Birmingham is woven into my heart. As an intercessor, I’ve learned that when you pray for someone or something regularly, especially if it’s a God-given prayer assignment, that person or thing become woven into your heart. I love this city. I have since I was a little girl. Now, as someone who prays regularly for Birmingham, I feel as if this city is becoming a part of me, and for some reason, the Lord wants me to understand its past in order to shape how I pray for its present and future.
I’ll never forget the first time I connected with the well-known and terrible past. I was on stranger to it. You can’t grow up in the metro-B’ham area and not hear about its dark past. But it was just historical facts I heard about, and knew people had strong feelings about those events and mindsets. Until the day our church had a prayer summit that started in Kelly Ingram Park, which is across the street from the 16th Street Baptist Church and the Civil Rights’ Museum. As we walked from statue to statue, depicting scenes from the marches and demonstrations, my heart was convicted and broken. I wept and prayed, and left there changed. Not just more aware, but something more. The past was no longer just a historical fact for me; it was now a part of my reality.
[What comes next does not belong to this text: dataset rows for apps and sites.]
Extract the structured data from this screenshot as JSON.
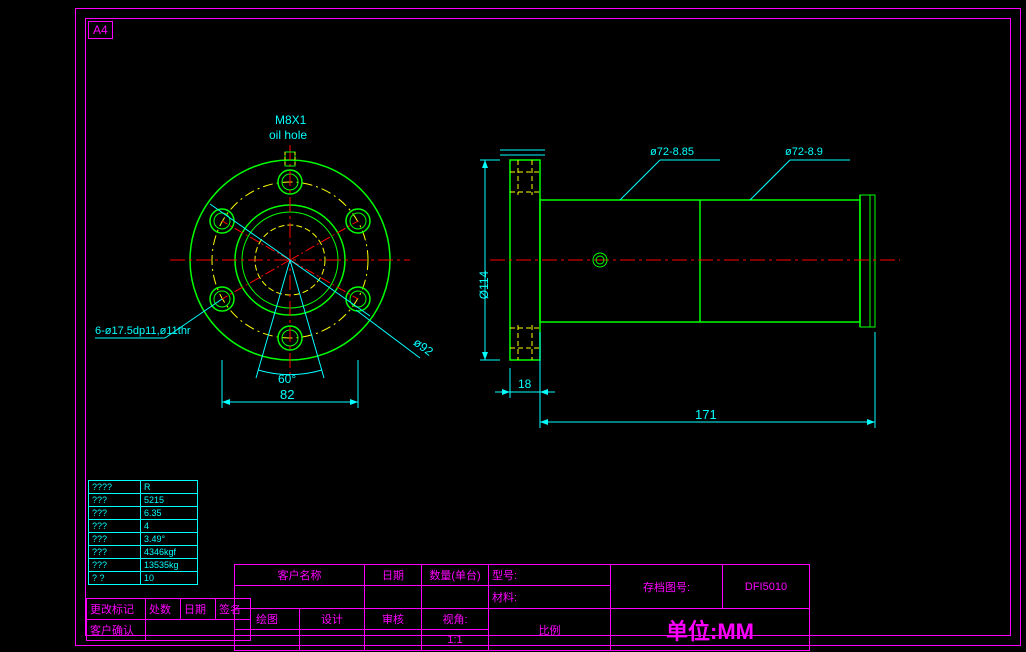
{
  "sheet": {
    "label": "A4"
  },
  "annotations": {
    "thread": "M8X1",
    "oilhole": "oil hole",
    "holespec": "6-ø17.5dp11,ø11thr",
    "angle60": "60°",
    "dim82": "82",
    "diam92": "ø92",
    "diam114": "Ø114",
    "dim18": "18",
    "dim171": "171",
    "diam72a": "ø72-8.85",
    "diam72b": "ø72-8.9"
  },
  "params": {
    "r0c0": "????",
    "r0c1": "R",
    "r1c0": "???",
    "r1c1": "5215",
    "r2c0": "???",
    "r2c1": "6.35",
    "r3c0": "???",
    "r3c1": "4",
    "r4c0": "???",
    "r4c1": "3.49°",
    "r5c0": "???",
    "r5c1": "4346kgf",
    "r6c0": "???",
    "r6c1": "13535kg",
    "r7c0": "? ?",
    "r7c1": "10"
  },
  "titleblock": {
    "changemark": "更改标记",
    "places": "处数",
    "date": "日期",
    "sign": "签名",
    "confirm": "客户确认",
    "customer": "客户名称",
    "datecol": "日期",
    "qty": "数量(单台)",
    "draw": "绘图",
    "design": "设计",
    "review": "审核",
    "viewangle": "视角:",
    "scale": "比例",
    "scaleval": "1:1",
    "model": "型号:",
    "material": "材料:",
    "storageid": "存档图号:",
    "storagecode": "DFI5010",
    "unit": "单位:MM"
  }
}
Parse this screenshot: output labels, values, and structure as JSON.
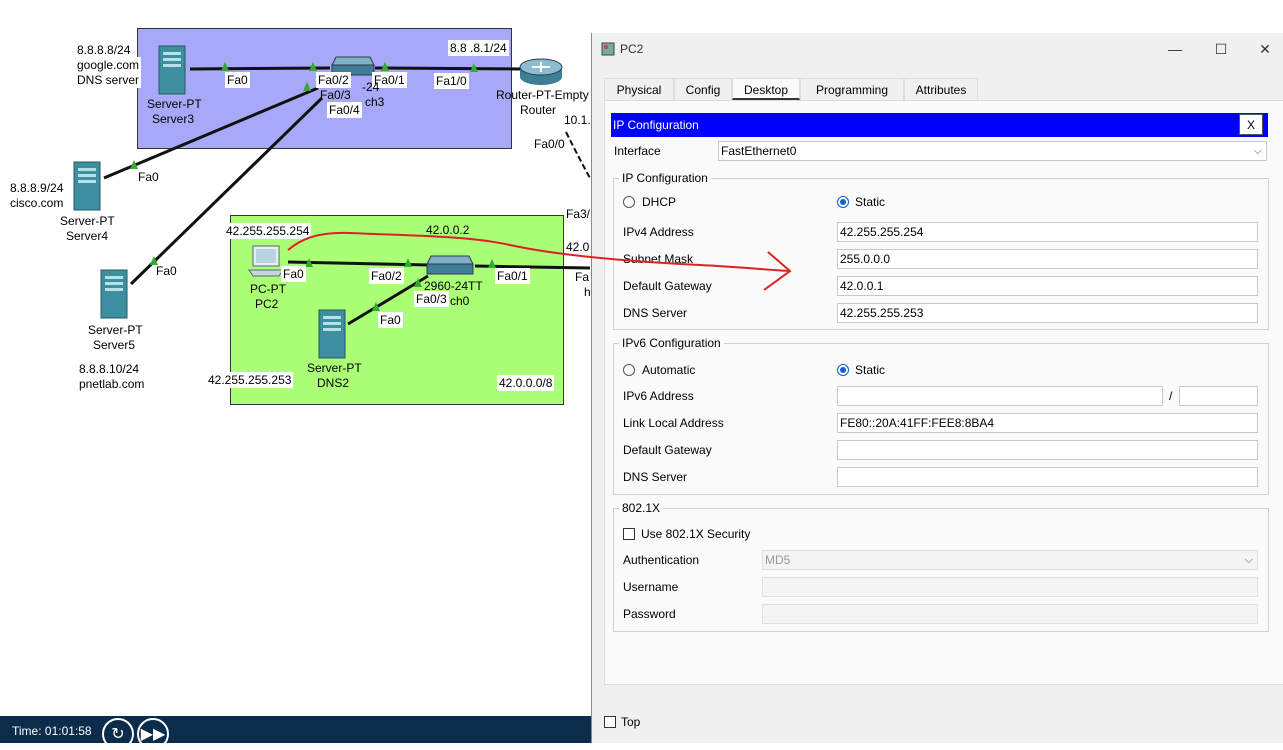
{
  "topology": {
    "server3": {
      "ip": "8.8.8.8/24",
      "domain": "google.com",
      "role": "DNS server",
      "type": "Server-PT",
      "name": "Server3",
      "port": "Fa0"
    },
    "server4": {
      "ip": "8.8.8.9/24",
      "domain": "cisco.com",
      "type": "Server-PT",
      "name": "Server4",
      "port": "Fa0"
    },
    "server5": {
      "ip": "8.8.8.10/24",
      "domain": "pnetlab.com",
      "type": "Server-PT",
      "name": "Server5",
      "port": "Fa0"
    },
    "switch3": {
      "name": "ch3",
      "model": "-24",
      "ports": [
        "Fa0/2",
        "Fa0/3",
        "Fa0/4",
        "Fa0/1"
      ]
    },
    "router": {
      "label": "Router-PT-Empty",
      "name": "Router",
      "port_fa10": "Fa1/0",
      "port_fa00": "Fa0/0",
      "ip_left": "8.8 .8.1/24",
      "ip_bottom": "10.1."
    },
    "green": {
      "pc_ip": "42.255.255.254",
      "switch_ip": "42.0.0.2",
      "dns_ip": "42.255.255.253",
      "network": "42.0.0.0/8",
      "fa3": "Fa3/",
      "ip42": "42.0",
      "fa_partial": "Fa",
      "h_partial": "h"
    },
    "pc2": {
      "type": "PC-PT",
      "name": "PC2",
      "port": "Fa0"
    },
    "switch0": {
      "model": "2960-24TT",
      "name": "ch0",
      "ports": [
        "Fa0/2",
        "Fa0/3",
        "Fa0/1"
      ]
    },
    "dns2": {
      "type": "Server-PT",
      "name": "DNS2",
      "port": "Fa0"
    }
  },
  "statusbar": {
    "time": "Time: 01:01:58",
    "reset_icon": "reset-icon",
    "fastforward_icon": "fast-forward-icon"
  },
  "dialog": {
    "title": "PC2",
    "tabs": [
      "Physical",
      "Config",
      "Desktop",
      "Programming",
      "Attributes"
    ],
    "active_tab": "Desktop",
    "ipconfig": {
      "title": "IP Configuration",
      "close": "X",
      "interface_label": "Interface",
      "interface_value": "FastEthernet0",
      "ipv4_group": "IP Configuration",
      "dhcp": "DHCP",
      "static": "Static",
      "ipv4_label": "IPv4 Address",
      "ipv4_value": "42.255.255.254",
      "mask_label": "Subnet Mask",
      "mask_value": "255.0.0.0",
      "gw_label": "Default Gateway",
      "gw_value": "42.0.0.1",
      "dns_label": "DNS Server",
      "dns_value": "42.255.255.253",
      "ipv6_group": "IPv6 Configuration",
      "automatic": "Automatic",
      "static6": "Static",
      "ipv6_label": "IPv6 Address",
      "ipv6_value": "",
      "slash": "/",
      "prefix_value": "",
      "lla_label": "Link Local Address",
      "lla_value": "FE80::20A:41FF:FEE8:8BA4",
      "gw6_label": "Default Gateway",
      "gw6_value": "",
      "dns6_label": "DNS Server",
      "dns6_value": "",
      "dot1x_group": "802.1X",
      "use_dot1x": "Use 802.1X Security",
      "auth_label": "Authentication",
      "auth_value": "MD5",
      "user_label": "Username",
      "pass_label": "Password"
    },
    "top_checkbox": "Top"
  }
}
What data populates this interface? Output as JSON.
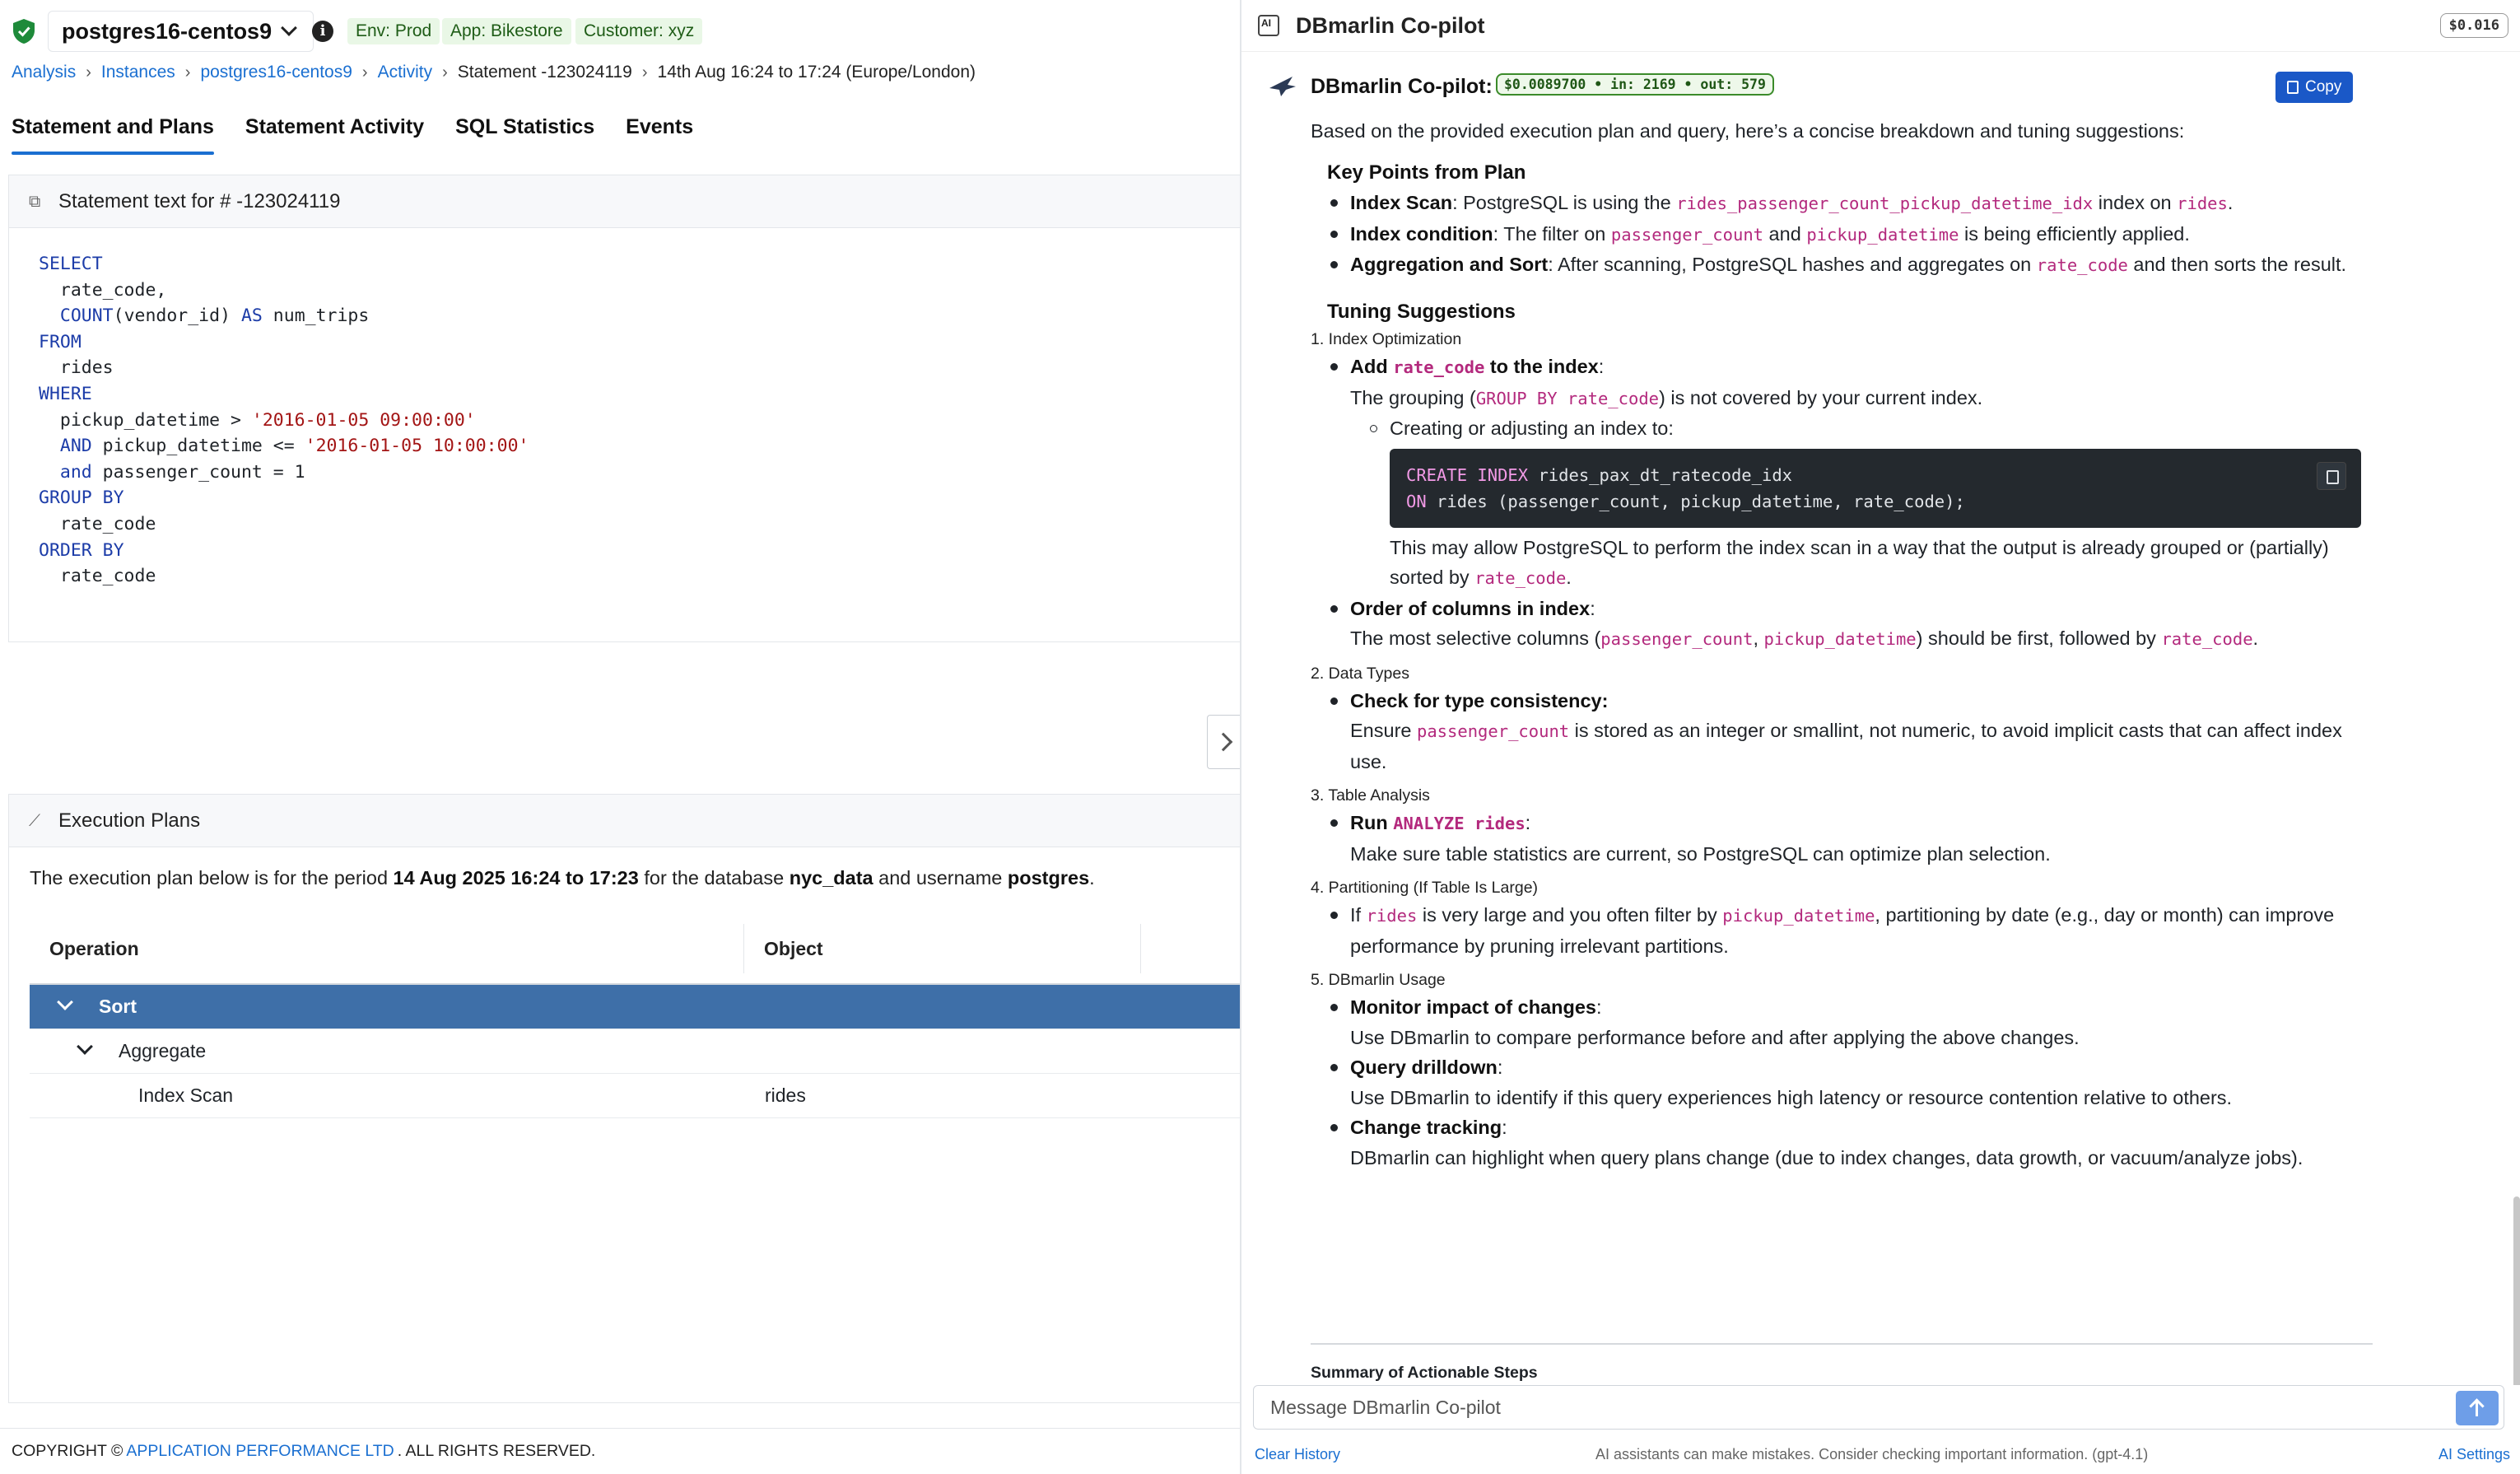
{
  "header": {
    "instance": "postgres16-centos9",
    "tags": [
      "Env: Prod",
      "App: Bikestore",
      "Customer: xyz"
    ]
  },
  "breadcrumb": {
    "items": [
      "Analysis",
      "Instances",
      "postgres16-centos9",
      "Activity"
    ],
    "current": "Statement -123024119",
    "range": "14th Aug 16:24 to 17:24 (Europe/London)"
  },
  "tabs": [
    "Statement and Plans",
    "Statement Activity",
    "SQL Statistics",
    "Events"
  ],
  "statement_panel": {
    "title": "Statement text for # -123024119"
  },
  "sql": {
    "l1": "SELECT",
    "l2": "rate_code,",
    "l3_fn": "COUNT",
    "l3_arg": "(vendor_id) ",
    "l3_kw": "AS",
    "l3_alias": " num_trips",
    "l4": "FROM",
    "l5": "rides",
    "l6": "WHERE",
    "l7_a": "pickup_datetime > ",
    "l7_s": "'2016-01-05 09:00:00'",
    "l8_kw": "AND",
    "l8_a": " pickup_datetime <= ",
    "l8_s": "'2016-01-05 10:00:00'",
    "l9_kw": "and",
    "l9_a": " passenger_count = 1",
    "l10": "GROUP BY",
    "l11": "rate_code",
    "l12": "ORDER BY",
    "l13": "rate_code"
  },
  "plans_panel": {
    "title": "Execution Plans",
    "desc_pre": "The execution plan below is for the period ",
    "period": "14 Aug 2025 16:24 to 17:23",
    "desc_mid": " for the database ",
    "database": "nyc_data",
    "desc_mid2": " and username ",
    "username": "postgres",
    "desc_end": ".",
    "columns": [
      "Operation",
      "Object"
    ],
    "rows": [
      {
        "op": "Sort",
        "obj": ""
      },
      {
        "op": "Aggregate",
        "obj": ""
      },
      {
        "op": "Index Scan",
        "obj": "rides"
      }
    ]
  },
  "footer": {
    "pre": "COPYRIGHT ©",
    "link": "APPLICATION PERFORMANCE LTD",
    "post": ". ALL RIGHTS RESERVED."
  },
  "copilot": {
    "title": "DBmarlin Co-pilot",
    "total_cost": "$0.016",
    "bot_name": "DBmarlin Co-pilot:",
    "usage": "$0.0089700 • in: 2169 • out: 579",
    "copy_label": "Copy",
    "intro": "Based on the provided execution plan and query, here’s a concise breakdown and tuning suggestions:",
    "key_points_title": "Key Points from Plan",
    "kp1_b": "Index Scan",
    "kp1_a": ": PostgreSQL is using the ",
    "kp1_c1": "rides_passenger_count_pickup_datetime_idx",
    "kp1_m": " index on ",
    "kp1_c2": "rides",
    "kp1_e": ".",
    "kp2_b": "Index condition",
    "kp2_a": ": The filter on ",
    "kp2_c1": "passenger_count",
    "kp2_m": " and ",
    "kp2_c2": "pickup_datetime",
    "kp2_e": " is being efficiently applied.",
    "kp3_b": "Aggregation and Sort",
    "kp3_a": ": After scanning, PostgreSQL hashes and aggregates on ",
    "kp3_c1": "rate_code",
    "kp3_e": " and then sorts the result.",
    "tuning_title": "Tuning Suggestions",
    "s1": "1. Index Optimization",
    "s1_b1_pre": "Add ",
    "s1_b1_code": "rate_code",
    "s1_b1_post": " to the index",
    "s1_b1_colon": ":",
    "s1_b1_t1": "The grouping (",
    "s1_b1_c": "GROUP BY rate_code",
    "s1_b1_t2": ") is not covered by your current index.",
    "s1_sub": "Creating or adjusting an index to:",
    "code_l1_kw": "CREATE INDEX",
    "code_l1": " rides_pax_dt_ratecode_idx",
    "code_l2_kw": "ON",
    "code_l2": " rides (passenger_count, pickup_datetime, rate_code);",
    "s1_after": "This may allow PostgreSQL to perform the index scan in a way that the output is already grouped or (partially) sorted by ",
    "s1_after_c": "rate_code",
    "s1_after_e": ".",
    "s1_b2": "Order of columns in index",
    "s1_b2_colon": ":",
    "s1_b2_t1": "The most selective columns (",
    "s1_b2_c1": "passenger_count",
    "s1_b2_comma": ", ",
    "s1_b2_c2": "pickup_datetime",
    "s1_b2_t2": ") should be first, followed by ",
    "s1_b2_c3": "rate_code",
    "s1_b2_e": ".",
    "s2": "2. Data Types",
    "s2_b": "Check for type consistency:",
    "s2_t1": "Ensure ",
    "s2_c": "passenger_count",
    "s2_t2": " is stored as an integer or smallint, not numeric, to avoid implicit casts that can affect index use.",
    "s3": "3. Table Analysis",
    "s3_b": "Run ",
    "s3_c": "ANALYZE rides",
    "s3_colon": ":",
    "s3_t": "Make sure table statistics are current, so PostgreSQL can optimize plan selection.",
    "s4": "4. Partitioning (If Table Is Large)",
    "s4_t1": "If ",
    "s4_c1": "rides",
    "s4_t2": " is very large and you often filter by ",
    "s4_c2": "pickup_datetime",
    "s4_t3": ", partitioning by date (e.g., day or month) can improve performance by pruning irrelevant partitions.",
    "s5": "5. DBmarlin Usage",
    "s5_b1": "Monitor impact of changes",
    "s5_t1": "Use DBmarlin to compare performance before and after applying the above changes.",
    "s5_b2": "Query drilldown",
    "s5_t2": "Use DBmarlin to identify if this query experiences high latency or resource contention relative to others.",
    "s5_b3": "Change tracking",
    "s5_t3": "DBmarlin can highlight when query plans change (due to index changes, data growth, or vacuum/analyze jobs).",
    "colon": ":",
    "summary_title": "Summary of Actionable Steps",
    "input_placeholder": "Message DBmarlin Co-pilot",
    "clear_history": "Clear History",
    "disclaimer": "AI assistants can make mistakes. Consider checking important information. (gpt-4.1)",
    "ai_settings": "AI Settings"
  }
}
Today, I had another one of those moments. My 3 children and I went to the Children’s Theater to see a play called, “The Watsons go to Birmingham”. It’s about an African-American family from Flint, Michigan, who happen to be visiting family in Birmingham when the 16th Street Baptist Church bombing happened.
When it got to that part, I started getting emotional. In one scene, they bring out four little girls’ dresses and lay them one by one in the outstretched arms of one of the characters. I could not stop crying, and had to fight to keep from sobbing out loud. Of course it was somber and moving, but it got to me on a much deeper level.
Live theatrical performances always move me. I love a good play or musical more than any other form of entertainment, I think. But again, this was different. It wasn’t because of a superb performance or a strong message. Because it was for a theater full of children, they watered it down so that the issue of racism was almost missed, besides a short conversation between two of the characters after the bombing scene. And it ended so oddly that it took me a moment to realize it was the closing scene.
I’ve been trying all day to define what got to me so profoundly. Maybe a part of it is that just like those statues at Kelly Ingram Park made historical facts become a reality to me, seeing those 4 dresses in the play made the murder of those little girls a reality to me. I identified with the loss, the tragedy and trauma, the shock and the outrage of that violent act like never before. Once again, I find myself forever impacted and changed in some way, and I’m not quite sure what to do with it, yet.